Could you retype the records word for word but without any pictures?

----- DATASET -----

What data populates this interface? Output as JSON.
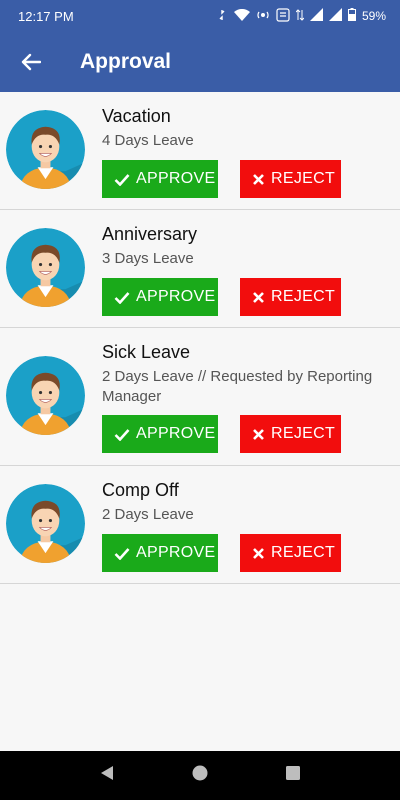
{
  "status": {
    "time": "12:17 PM",
    "battery": "59%",
    "icons": [
      "sync-icon",
      "wifi-icon",
      "hotspot-icon",
      "volte-icon",
      "data-arrows-icon",
      "signal-icon",
      "signal-icon",
      "battery-icon"
    ]
  },
  "header": {
    "title": "Approval"
  },
  "requests": [
    {
      "name": "Vacation",
      "detail": "4 Days Leave",
      "approve": "APPROVE",
      "reject": "REJECT"
    },
    {
      "name": "Anniversary",
      "detail": "3 Days Leave",
      "approve": "APPROVE",
      "reject": "REJECT"
    },
    {
      "name": "Sick Leave",
      "detail": "2 Days Leave // Requested by Reporting Manager",
      "approve": "APPROVE",
      "reject": "REJECT"
    },
    {
      "name": "Comp Off",
      "detail": "2 Days Leave",
      "approve": "APPROVE",
      "reject": "REJECT"
    }
  ],
  "colors": {
    "app_bar": "#3a5da7",
    "approve": "#1aaa1a",
    "reject": "#f20d0d",
    "avatar_bg": "#1ba0c8"
  }
}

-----

__RESULT FOR THIS EXERCISE__.
What data populates this interface? Output as JSON.
{
  "status": {
    "time": "12:17 PM",
    "battery": "59%",
    "icons": [
      "sync-icon",
      "wifi-icon",
      "hotspot-icon",
      "volte-icon",
      "data-arrows-icon",
      "signal-icon",
      "signal-icon",
      "battery-icon"
    ]
  },
  "header": {
    "title": "Approval"
  },
  "requests": [
    {
      "name": "Vacation",
      "detail": "4 Days Leave",
      "approve": "APPROVE",
      "reject": "REJECT"
    },
    {
      "name": "Anniversary",
      "detail": "3 Days Leave",
      "approve": "APPROVE",
      "reject": "REJECT"
    },
    {
      "name": "Sick Leave",
      "detail": "2 Days Leave // Requested by Reporting Manager",
      "approve": "APPROVE",
      "reject": "REJECT"
    },
    {
      "name": "Comp Off",
      "detail": "2 Days Leave",
      "approve": "APPROVE",
      "reject": "REJECT"
    }
  ],
  "colors": {
    "app_bar": "#3a5da7",
    "approve": "#1aaa1a",
    "reject": "#f20d0d",
    "avatar_bg": "#1ba0c8"
  }
}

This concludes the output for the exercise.